But you like that suit and outfit otherwise?
Absolutely, the colours are great, and that material was one Loro Piana did, a camel Gobi Gold I think, which had this great texture. They don’t do it anymore unfortunately. A real shame, as it’s the best cord I’ve seen and I would really love to have a version that fits properly.
Often texture and silhouette are the two things I look for in clothing, and I find most inspiring.
Outfit 4: Accessories
- Sunglasses: Vintage Tom Ford
- Suit: Bespoke, The Anthology
- Shirt: Eton
- Belt: Silver Ostrich
This feels like a good example of something which would not be unusual, were it not for the little things you’ve put it with – the sunglasses and the belt.
That’s fair. They’re high-waisted Hollywood trousers, but otherwise it’s just a brown suit and blue-striped shirt. The glasses and the western belt are the more eccentric additions.
It’s easiest to do this with outerwear and accessories of course – things at the edges that you can swap around. And I’m never going to wear full-on western clothing with a cowboy hat and everything else – it’s too limiting. You become the guy in the cowboy hat.
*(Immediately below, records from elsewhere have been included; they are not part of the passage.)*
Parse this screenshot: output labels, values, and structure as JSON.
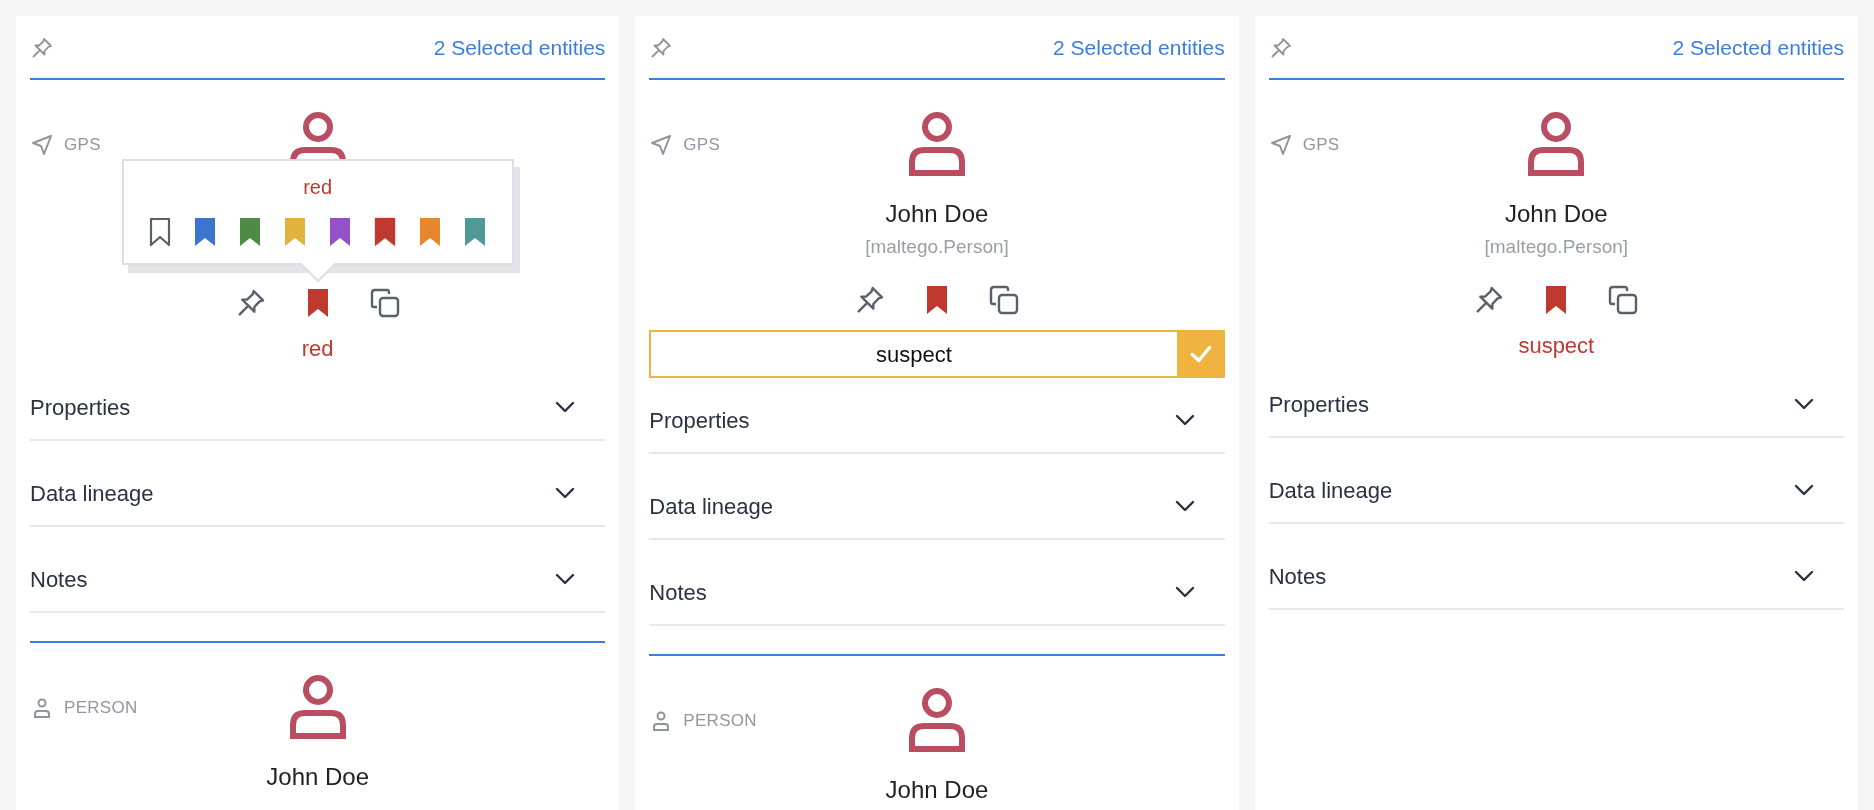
{
  "panels": [
    {
      "header": {
        "count_link": "2 Selected entities"
      },
      "entities": [
        {
          "kind": "gps",
          "type_label": "GPS",
          "color": "#c0392f",
          "popover": {
            "title": "red",
            "options": [
              {
                "kind": "none",
                "selected": false
              },
              {
                "kind": "color",
                "color": "#3a76d0",
                "selected": false
              },
              {
                "kind": "color",
                "color": "#4e8b44",
                "selected": false
              },
              {
                "kind": "color",
                "color": "#e0b43c",
                "selected": false
              },
              {
                "kind": "color",
                "color": "#9352c8",
                "selected": false
              },
              {
                "kind": "color",
                "color": "#c0392f",
                "selected": true
              },
              {
                "kind": "color",
                "color": "#e8862e",
                "selected": false
              },
              {
                "kind": "color",
                "color": "#4f9a97",
                "selected": false
              }
            ]
          },
          "tag": {
            "kind": "label",
            "text": "red"
          },
          "sections": [
            {
              "title": "Properties",
              "expanded": false
            },
            {
              "title": "Data lineage",
              "expanded": false
            },
            {
              "title": "Notes",
              "expanded": false
            }
          ]
        },
        {
          "kind": "person",
          "type_label": "PERSON",
          "name": "John Doe"
        }
      ]
    },
    {
      "header": {
        "count_link": "2 Selected entities"
      },
      "entities": [
        {
          "kind": "gps",
          "type_label": "GPS",
          "name": "John Doe",
          "entity_type": "[maltego.Person]",
          "color": "#c0392f",
          "tag": {
            "kind": "input",
            "value": "suspect"
          },
          "sections": [
            {
              "title": "Properties",
              "expanded": false
            },
            {
              "title": "Data lineage",
              "expanded": false
            },
            {
              "title": "Notes",
              "expanded": false
            }
          ]
        },
        {
          "kind": "person",
          "type_label": "PERSON",
          "name": "John Doe"
        }
      ]
    },
    {
      "header": {
        "count_link": "2 Selected entities"
      },
      "entities": [
        {
          "kind": "gps",
          "type_label": "GPS",
          "name": "John Doe",
          "entity_type": "[maltego.Person]",
          "color": "#c0392f",
          "tag": {
            "kind": "label",
            "text": "suspect"
          },
          "sections": [
            {
              "title": "Properties",
              "expanded": false
            },
            {
              "title": "Data lineage",
              "expanded": false
            },
            {
              "title": "Notes",
              "expanded": false
            }
          ]
        }
      ]
    }
  ]
}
The point of playing around is to find what you like, rather than completely copying something else.
Do you think your hair and beard – and perhaps height – make it easier to wear unusual things?
Perhaps a little. I haven’t always had them and it’s possible to dress much more conservatively, but you can wear bigger frames like this for example more easily – the proportions are more in line. They do limit me a little though, the few times when I need to dress conservatively. I think it looks a little off with a navy business suit and tie for example.
Outfit 5: Black and brown
- Beanie: Berg & Berg
- Knitear: Eidos honeycomb knit
- Coat: Berg & Berg
- Belt: Silver Ostrich Belts
- Jeans: Berg & Berg
I see you wearing this coat a lot, why do you like it so much?
It’s proven very versatile. It’s a simple raglan, but the check has both brown and black so it works with brown and black shoes, which is obviously helpful. I’ve even worn it with black tie.
I struggle a little with roll necks like the one here – because of my beard they get pushed down. I need to find some good mock necks instead.
Just as we said at the beginning, the colour combinations and styles are pretty classic, but you’ve got little touches in there – the knit tucked into the jeans, the belt and rings, a bright beanie.
Yeah good point, and today with my polo coat I’m wearing the same beanie!
I think PS readers get quite quickly to the stage of dressing simply and well, but it’s harder to give advice on being experimental and expressing yourself. What would you say?
I think just try things, that’s the only way. If you like a piece invest in it, and workshop an outfit. Men are mostly the same, if they get some validation – from a girlfriend or a compliment from someone they meet – it will give them a lot of confidence.
Realistically, that’s helped me over the years. I find myself in places where I get a lot of validation from people who I look up to, other creatives or stylists. It helps a lot – and of course, makes it easier to not give a f**k about criticism!